#### EXERCISE INSTRUCTIONS
Report each line below that carries the word "name".

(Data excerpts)
___

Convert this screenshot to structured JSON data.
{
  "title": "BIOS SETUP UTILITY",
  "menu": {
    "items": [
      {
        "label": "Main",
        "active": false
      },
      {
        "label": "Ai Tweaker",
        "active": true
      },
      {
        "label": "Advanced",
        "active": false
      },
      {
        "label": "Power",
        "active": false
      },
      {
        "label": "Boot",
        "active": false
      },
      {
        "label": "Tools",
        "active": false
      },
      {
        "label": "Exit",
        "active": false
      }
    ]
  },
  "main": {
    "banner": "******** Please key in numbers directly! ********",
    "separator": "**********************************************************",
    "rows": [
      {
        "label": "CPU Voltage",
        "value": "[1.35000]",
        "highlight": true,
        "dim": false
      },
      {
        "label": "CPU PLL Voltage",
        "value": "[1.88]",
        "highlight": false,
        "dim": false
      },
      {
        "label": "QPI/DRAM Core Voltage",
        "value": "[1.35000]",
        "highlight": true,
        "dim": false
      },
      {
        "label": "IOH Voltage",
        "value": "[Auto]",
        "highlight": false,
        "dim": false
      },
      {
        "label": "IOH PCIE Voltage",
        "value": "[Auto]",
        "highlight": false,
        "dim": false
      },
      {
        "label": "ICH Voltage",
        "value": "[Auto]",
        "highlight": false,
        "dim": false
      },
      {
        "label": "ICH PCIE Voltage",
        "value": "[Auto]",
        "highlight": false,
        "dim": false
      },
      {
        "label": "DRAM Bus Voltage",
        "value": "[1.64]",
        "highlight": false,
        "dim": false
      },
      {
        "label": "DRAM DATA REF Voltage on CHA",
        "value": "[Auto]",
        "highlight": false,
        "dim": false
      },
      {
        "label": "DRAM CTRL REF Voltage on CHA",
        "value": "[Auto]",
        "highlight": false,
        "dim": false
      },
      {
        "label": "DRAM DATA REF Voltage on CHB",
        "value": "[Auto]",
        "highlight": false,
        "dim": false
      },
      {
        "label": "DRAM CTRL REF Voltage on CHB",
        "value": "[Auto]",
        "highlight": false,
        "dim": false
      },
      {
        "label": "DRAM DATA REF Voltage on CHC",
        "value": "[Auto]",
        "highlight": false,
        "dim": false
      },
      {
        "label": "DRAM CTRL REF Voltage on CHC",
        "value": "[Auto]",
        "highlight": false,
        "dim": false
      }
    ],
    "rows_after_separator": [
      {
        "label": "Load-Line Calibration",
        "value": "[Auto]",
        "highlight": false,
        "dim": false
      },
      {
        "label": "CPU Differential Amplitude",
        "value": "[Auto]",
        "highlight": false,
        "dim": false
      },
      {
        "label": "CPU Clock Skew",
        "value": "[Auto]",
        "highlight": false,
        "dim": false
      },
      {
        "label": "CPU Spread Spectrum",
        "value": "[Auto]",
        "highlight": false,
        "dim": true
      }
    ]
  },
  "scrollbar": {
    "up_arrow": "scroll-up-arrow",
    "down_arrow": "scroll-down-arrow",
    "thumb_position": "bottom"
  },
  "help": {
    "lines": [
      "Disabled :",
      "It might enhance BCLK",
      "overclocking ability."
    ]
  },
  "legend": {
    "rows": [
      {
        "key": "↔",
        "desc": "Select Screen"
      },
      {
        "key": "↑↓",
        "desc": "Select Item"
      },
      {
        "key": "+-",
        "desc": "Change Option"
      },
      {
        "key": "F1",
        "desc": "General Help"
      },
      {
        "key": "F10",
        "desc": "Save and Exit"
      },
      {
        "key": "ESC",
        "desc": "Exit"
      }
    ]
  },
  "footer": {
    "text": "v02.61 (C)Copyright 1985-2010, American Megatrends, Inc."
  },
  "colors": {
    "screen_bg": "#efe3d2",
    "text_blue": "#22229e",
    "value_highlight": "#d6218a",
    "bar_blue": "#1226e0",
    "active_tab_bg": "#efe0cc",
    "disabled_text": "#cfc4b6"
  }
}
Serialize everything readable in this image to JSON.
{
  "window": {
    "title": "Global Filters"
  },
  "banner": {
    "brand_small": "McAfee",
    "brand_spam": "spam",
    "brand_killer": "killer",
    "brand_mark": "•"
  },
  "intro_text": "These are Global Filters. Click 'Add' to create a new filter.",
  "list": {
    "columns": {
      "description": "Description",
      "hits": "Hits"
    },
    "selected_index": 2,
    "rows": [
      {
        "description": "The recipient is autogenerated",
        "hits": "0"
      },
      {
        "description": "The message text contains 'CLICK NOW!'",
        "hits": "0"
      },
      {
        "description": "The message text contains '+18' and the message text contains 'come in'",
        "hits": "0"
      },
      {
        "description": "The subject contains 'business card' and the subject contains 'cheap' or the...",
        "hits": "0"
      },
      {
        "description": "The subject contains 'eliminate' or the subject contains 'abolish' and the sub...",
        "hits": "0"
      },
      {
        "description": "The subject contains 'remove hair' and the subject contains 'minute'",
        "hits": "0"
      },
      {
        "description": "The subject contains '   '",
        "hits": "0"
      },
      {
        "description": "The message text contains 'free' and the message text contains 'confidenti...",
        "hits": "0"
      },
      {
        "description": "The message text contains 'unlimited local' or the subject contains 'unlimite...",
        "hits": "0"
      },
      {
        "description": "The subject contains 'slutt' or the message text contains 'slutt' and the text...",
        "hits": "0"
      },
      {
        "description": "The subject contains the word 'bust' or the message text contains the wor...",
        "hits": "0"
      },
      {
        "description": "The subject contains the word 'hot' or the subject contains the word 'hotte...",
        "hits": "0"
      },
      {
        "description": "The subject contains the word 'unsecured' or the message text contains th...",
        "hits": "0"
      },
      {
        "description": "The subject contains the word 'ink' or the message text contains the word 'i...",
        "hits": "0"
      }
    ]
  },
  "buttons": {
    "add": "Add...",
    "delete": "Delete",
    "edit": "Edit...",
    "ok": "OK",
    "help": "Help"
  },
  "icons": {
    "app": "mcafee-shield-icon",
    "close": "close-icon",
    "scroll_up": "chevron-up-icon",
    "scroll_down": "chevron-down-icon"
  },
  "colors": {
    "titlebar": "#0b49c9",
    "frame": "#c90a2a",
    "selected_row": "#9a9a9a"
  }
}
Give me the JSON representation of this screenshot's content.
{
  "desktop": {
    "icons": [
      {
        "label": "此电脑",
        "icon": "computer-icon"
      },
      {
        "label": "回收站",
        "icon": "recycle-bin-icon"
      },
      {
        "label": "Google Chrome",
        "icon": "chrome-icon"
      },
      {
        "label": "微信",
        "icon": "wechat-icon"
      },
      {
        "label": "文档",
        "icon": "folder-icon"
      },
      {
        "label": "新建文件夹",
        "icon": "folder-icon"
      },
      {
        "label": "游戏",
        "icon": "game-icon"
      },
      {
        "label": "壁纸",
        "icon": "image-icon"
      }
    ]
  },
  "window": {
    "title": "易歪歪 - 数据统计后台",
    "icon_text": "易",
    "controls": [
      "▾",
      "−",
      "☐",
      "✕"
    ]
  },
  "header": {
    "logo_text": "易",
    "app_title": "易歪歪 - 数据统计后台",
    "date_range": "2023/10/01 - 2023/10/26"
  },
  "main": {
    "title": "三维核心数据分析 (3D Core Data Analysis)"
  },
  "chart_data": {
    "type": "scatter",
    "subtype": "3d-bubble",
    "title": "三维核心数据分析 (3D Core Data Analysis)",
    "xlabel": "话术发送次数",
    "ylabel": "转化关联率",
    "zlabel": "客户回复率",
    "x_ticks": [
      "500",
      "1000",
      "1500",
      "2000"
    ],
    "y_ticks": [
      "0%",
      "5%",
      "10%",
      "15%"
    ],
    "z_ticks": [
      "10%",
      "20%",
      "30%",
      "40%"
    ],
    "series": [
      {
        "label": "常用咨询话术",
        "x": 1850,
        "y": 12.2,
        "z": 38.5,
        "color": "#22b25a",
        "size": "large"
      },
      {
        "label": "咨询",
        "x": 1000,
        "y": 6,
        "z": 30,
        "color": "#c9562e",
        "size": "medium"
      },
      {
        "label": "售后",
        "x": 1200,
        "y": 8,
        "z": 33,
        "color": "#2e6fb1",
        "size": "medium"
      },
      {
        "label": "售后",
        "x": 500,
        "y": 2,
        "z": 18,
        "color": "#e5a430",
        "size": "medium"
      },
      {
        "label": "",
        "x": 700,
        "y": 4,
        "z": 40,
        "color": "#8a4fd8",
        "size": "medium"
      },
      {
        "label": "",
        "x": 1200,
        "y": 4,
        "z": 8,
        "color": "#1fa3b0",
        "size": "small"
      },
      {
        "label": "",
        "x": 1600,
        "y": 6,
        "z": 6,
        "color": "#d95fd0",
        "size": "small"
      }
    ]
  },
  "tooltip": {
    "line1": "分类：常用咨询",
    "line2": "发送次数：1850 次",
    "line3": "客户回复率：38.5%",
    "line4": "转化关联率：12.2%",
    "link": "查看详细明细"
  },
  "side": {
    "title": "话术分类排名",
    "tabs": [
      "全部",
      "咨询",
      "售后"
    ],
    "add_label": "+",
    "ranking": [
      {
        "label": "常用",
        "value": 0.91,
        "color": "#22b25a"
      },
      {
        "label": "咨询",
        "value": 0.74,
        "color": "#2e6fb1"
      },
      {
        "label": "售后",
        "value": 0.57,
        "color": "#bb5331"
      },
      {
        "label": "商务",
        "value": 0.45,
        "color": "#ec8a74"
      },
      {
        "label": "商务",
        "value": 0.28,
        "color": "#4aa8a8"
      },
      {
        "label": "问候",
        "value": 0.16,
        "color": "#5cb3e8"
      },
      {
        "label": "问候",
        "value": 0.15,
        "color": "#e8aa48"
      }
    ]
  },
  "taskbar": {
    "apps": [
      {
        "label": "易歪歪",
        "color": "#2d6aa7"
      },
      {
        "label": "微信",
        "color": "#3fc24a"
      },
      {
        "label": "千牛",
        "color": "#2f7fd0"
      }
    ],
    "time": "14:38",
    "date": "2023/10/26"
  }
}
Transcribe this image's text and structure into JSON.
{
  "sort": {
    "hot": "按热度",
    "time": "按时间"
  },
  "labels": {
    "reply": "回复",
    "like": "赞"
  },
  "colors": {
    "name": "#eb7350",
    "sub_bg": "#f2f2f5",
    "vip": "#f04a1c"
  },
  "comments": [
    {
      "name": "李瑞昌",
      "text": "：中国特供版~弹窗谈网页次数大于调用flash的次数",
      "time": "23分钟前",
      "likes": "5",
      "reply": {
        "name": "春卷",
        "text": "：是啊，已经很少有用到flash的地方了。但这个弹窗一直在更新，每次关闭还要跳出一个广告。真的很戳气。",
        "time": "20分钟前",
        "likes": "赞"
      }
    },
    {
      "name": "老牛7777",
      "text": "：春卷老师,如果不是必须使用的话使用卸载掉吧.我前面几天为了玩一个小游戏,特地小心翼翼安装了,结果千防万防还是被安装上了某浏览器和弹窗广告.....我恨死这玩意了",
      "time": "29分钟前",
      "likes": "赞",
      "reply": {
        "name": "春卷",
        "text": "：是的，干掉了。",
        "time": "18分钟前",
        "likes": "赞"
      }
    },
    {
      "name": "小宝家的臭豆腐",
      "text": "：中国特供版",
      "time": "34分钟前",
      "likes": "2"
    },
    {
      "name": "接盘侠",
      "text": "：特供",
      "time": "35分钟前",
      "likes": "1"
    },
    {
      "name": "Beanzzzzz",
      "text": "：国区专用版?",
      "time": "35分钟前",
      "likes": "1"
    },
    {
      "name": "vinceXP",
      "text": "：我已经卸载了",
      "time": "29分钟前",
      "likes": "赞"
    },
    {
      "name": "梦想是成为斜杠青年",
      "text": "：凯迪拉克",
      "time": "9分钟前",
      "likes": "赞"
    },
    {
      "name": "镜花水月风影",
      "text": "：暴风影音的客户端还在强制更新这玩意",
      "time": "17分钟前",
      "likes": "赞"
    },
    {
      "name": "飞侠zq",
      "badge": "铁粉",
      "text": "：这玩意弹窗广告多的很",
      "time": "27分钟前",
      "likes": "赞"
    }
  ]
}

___

#### REPLY TO THE EXERCISE
    "name": "#eb7350",
      "name": "李瑞昌",
        "name": "春卷",
      "name": "老牛7777",
        "name": "春卷",
      "name": "小宝家的臭豆腐",
      "name": "接盘侠",
      "name": "Beanzzzzz",
      "name": "vinceXP",
      "name": "梦想是成为斜杠青年",
      "name": "镜花水月风影",
      "name": "飞侠zq",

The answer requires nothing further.